I admit it… I love being right 😉
Back before Blues Guitar Unleashed was a thing, I taught private lessons exclusively – usually around 60 of them, sometimes as many as 70 or 75.
Every day, my student would come in to the shop that I used to teach at, and my room was the last one down the hall. So I’d come out to the waiting area, and tell them to go down to that room, take their guitar out and play whatever it was they were supposed to play for this lesson.
It was only 12 feet down the hall, and while they did that I’d make myself a cup of tea (I used to drink a lot of green tea) in the waiting room.
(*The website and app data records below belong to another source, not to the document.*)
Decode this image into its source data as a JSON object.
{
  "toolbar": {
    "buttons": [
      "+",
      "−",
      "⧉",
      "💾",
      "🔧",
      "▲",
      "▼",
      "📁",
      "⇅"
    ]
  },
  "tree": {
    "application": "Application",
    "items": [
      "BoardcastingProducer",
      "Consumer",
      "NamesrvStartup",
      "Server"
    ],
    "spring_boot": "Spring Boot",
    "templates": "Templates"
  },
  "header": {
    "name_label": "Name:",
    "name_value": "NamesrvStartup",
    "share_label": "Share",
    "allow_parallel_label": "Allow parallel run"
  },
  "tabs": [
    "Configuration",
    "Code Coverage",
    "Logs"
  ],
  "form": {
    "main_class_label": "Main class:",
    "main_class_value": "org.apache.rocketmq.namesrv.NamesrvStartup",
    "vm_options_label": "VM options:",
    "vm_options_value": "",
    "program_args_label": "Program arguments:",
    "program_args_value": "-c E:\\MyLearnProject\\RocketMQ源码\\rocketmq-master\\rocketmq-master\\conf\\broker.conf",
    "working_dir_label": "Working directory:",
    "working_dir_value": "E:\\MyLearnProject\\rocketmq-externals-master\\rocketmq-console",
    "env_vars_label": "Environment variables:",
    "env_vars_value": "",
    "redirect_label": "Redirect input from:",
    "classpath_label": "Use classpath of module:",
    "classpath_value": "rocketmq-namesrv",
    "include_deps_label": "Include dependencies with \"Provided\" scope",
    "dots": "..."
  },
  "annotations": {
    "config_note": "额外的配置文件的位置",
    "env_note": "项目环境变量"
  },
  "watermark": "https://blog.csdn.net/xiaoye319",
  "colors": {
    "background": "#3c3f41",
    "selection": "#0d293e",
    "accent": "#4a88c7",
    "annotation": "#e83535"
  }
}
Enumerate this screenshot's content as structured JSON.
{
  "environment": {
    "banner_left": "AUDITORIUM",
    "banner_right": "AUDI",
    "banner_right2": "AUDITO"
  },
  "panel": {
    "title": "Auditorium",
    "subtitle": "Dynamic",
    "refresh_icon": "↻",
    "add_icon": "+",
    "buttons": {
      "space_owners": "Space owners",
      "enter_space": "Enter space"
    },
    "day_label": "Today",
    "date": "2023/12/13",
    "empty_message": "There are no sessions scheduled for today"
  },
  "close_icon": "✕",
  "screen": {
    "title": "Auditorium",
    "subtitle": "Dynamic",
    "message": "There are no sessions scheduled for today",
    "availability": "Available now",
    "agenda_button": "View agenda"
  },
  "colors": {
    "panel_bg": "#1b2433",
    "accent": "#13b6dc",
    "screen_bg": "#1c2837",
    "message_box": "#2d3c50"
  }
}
It would usually take 3 minutes for the water to heat, so that was perfect.
Inevitably, I’d start to hear what I can only assume was supposed to be the song or lesson for this week… and 9 times out of 10 it would be a mess.
So I’d take my tea, go back to the room, sit down, and say, “OK, play that again, but count it out loud so I know where you think you are…”
And, what do you know, every time that happened, they all of a sudden would play it correctly?
Of course, that was no mystery to me, but it always shocked my students… and I have continued to preach my counting gospel to any and all who will hear it.
I preach it on the Blues Guitar Unleashed Forum, and I preach it in my courses, but still, there are those who don’t want to believe it.
But, they come around, and that’s really what I want to share with you today…
You see, there’s a great thread on the Forum where some folks have shared how counting has changed things for them, like Dr. Ron saying:
“Counting, Counting, Counting…No substitute. If I really want to know a song, counting is all that works, especially if I am planning on playing it in a group. Griff drilled “counting out loud” into my head years ago. Best musical advice I ever got.”
And MarkDyson said,
“It’s certainly a practice thing. I personally start by counting to something new, not even trying to play it; just going over it and bobbing my head or something while counting aloud until I’m comfortable I know what beats are hit by each of the notes in the section I’m studying (I tend to take it in small chunks). Then I might tap my fingers while counting, on the beats I’d be hitting notes. And so on. It’s certainly an acquired taste and sometimes Griff gets pushback from students, but he asserts it’s time well spent and I’ve come to agree with him.”
Or you could learn the hard way like TerryH,
“I admit I’m the worst of students because initially it takes longer to learn the licks if I have to count them out and I’m impatient, so sometimes I don’t bother. But I always pay for it later and end up having to go back to counting to get the timing over the backing track right.”
FrankL minced no words at all about how it affected his playing:
“I resisted this advice for quite some time because it was really, REALLY slow. And too difficult from my initial perspective so I practiced avoidance behavior. Then along came Sunshine Of Your Love and I watched the solo video, over and over, where the solo was counted out loud for every beat and was played at the same time. So when I wanted to learn the solo I counted it out loud and I started painfully slow. BUT the “switch flipped” and now to learn anything new I count it out loud. “COUNTING FIXES EVERYTHING, every time.”
Since November because of counting, I’ve learned 5 new pieces. I’m a convert and advocate. Apparently you can teach an old dog new tricks.
THANK YOU, Griff!!!
Your insistence and persistence in counting and actually leading the horse to water, so to speak, worked miracles for me!”
So if you won’t listen to me tell you to count… listen to them!